*INSTRUCTIONS TO FOLLOW*
Retype the data below exactly; skip every image.

*AVAILABLE RECORDS*

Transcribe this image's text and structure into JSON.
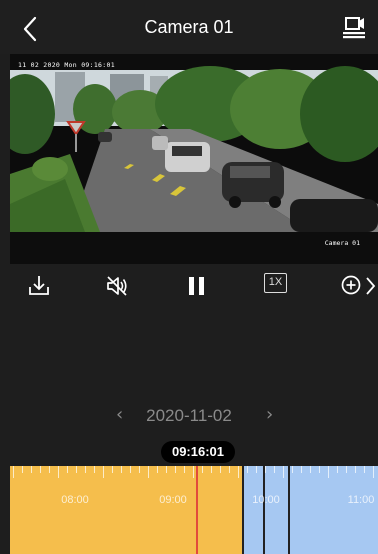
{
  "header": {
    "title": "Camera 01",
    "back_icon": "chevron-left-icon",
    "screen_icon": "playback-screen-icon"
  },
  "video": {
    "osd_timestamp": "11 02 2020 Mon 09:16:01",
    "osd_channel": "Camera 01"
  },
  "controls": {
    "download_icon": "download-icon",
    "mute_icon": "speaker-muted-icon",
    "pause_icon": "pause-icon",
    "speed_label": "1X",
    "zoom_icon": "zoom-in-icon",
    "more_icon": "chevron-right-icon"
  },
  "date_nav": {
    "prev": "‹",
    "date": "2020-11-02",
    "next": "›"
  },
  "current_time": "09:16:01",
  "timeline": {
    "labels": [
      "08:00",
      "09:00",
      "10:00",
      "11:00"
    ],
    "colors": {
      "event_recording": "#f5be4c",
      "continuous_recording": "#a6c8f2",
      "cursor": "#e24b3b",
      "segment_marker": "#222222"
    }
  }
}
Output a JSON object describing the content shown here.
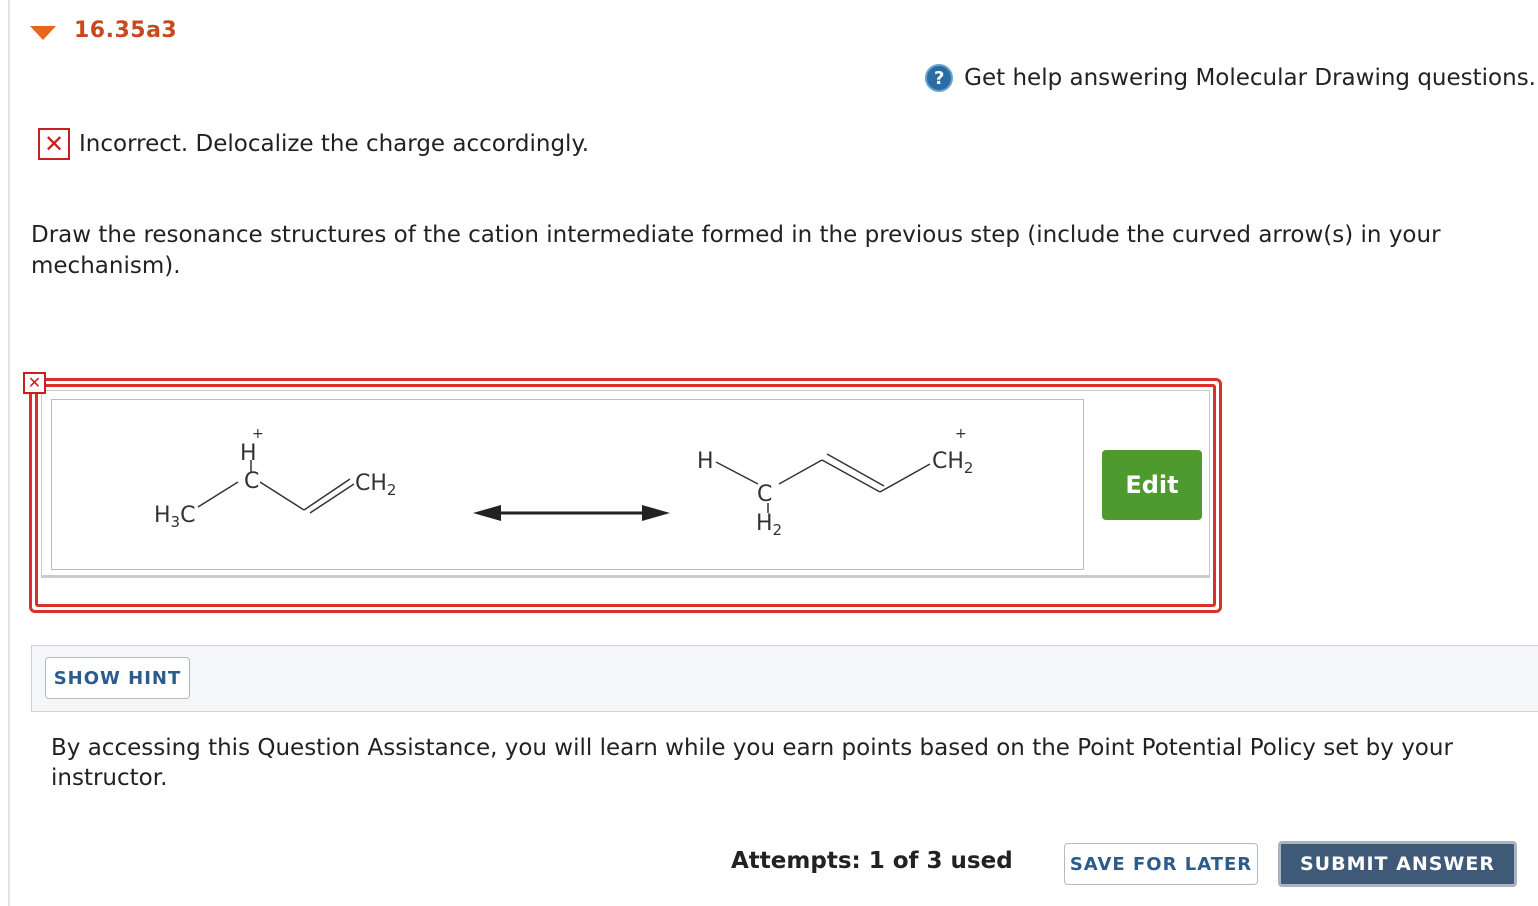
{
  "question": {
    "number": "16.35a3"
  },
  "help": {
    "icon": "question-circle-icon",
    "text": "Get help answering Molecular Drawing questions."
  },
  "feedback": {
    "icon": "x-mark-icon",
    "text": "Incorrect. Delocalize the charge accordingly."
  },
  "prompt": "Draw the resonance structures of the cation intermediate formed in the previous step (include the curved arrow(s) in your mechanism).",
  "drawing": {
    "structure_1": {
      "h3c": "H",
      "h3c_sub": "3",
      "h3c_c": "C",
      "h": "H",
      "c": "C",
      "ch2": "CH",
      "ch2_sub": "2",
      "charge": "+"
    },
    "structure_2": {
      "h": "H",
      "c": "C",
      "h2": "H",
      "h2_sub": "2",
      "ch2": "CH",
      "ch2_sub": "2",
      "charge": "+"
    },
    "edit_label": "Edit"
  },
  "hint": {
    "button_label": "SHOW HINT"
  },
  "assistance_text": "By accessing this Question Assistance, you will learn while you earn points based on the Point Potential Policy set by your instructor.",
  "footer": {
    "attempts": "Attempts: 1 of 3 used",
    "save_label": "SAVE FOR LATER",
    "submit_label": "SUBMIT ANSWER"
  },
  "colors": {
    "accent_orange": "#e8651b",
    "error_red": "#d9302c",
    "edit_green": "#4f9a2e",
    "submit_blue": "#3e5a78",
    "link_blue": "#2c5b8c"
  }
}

*RESULT*
Transcribe this image's text and structure into JSON.
{
  "header": {
    "title": "Camera 01",
    "back_icon": "chevron-left-icon",
    "screen_icon": "playback-screen-icon"
  },
  "video": {
    "osd_timestamp": "11 02 2020 Mon 09:16:01",
    "osd_channel": "Camera 01"
  },
  "controls": {
    "download_icon": "download-icon",
    "mute_icon": "speaker-muted-icon",
    "pause_icon": "pause-icon",
    "speed_label": "1X",
    "zoom_icon": "zoom-in-icon",
    "more_icon": "chevron-right-icon"
  },
  "date_nav": {
    "prev": "‹",
    "date": "2020-11-02",
    "next": "›"
  },
  "current_time": "09:16:01",
  "timeline": {
    "labels": [
      "08:00",
      "09:00",
      "10:00",
      "11:00"
    ],
    "colors": {
      "event_recording": "#f5be4c",
      "continuous_recording": "#a6c8f2",
      "cursor": "#e24b3b",
      "segment_marker": "#222222"
    }
  }
}
Output a JSON object describing the content shown here.
{
  "question": {
    "number": "16.35a3"
  },
  "help": {
    "icon": "question-circle-icon",
    "text": "Get help answering Molecular Drawing questions."
  },
  "feedback": {
    "icon": "x-mark-icon",
    "text": "Incorrect. Delocalize the charge accordingly."
  },
  "prompt": "Draw the resonance structures of the cation intermediate formed in the previous step (include the curved arrow(s) in your mechanism).",
  "drawing": {
    "structure_1": {
      "h3c": "H",
      "h3c_sub": "3",
      "h3c_c": "C",
      "h": "H",
      "c": "C",
      "ch2": "CH",
      "ch2_sub": "2",
      "charge": "+"
    },
    "structure_2": {
      "h": "H",
      "c": "C",
      "h2": "H",
      "h2_sub": "2",
      "ch2": "CH",
      "ch2_sub": "2",
      "charge": "+"
    },
    "edit_label": "Edit"
  },
  "hint": {
    "button_label": "SHOW HINT"
  },
  "assistance_text": "By accessing this Question Assistance, you will learn while you earn points based on the Point Potential Policy set by your instructor.",
  "footer": {
    "attempts": "Attempts: 1 of 3 used",
    "save_label": "SAVE FOR LATER",
    "submit_label": "SUBMIT ANSWER"
  },
  "colors": {
    "accent_orange": "#e8651b",
    "error_red": "#d9302c",
    "edit_green": "#4f9a2e",
    "submit_blue": "#3e5a78",
    "link_blue": "#2c5b8c"
  }
}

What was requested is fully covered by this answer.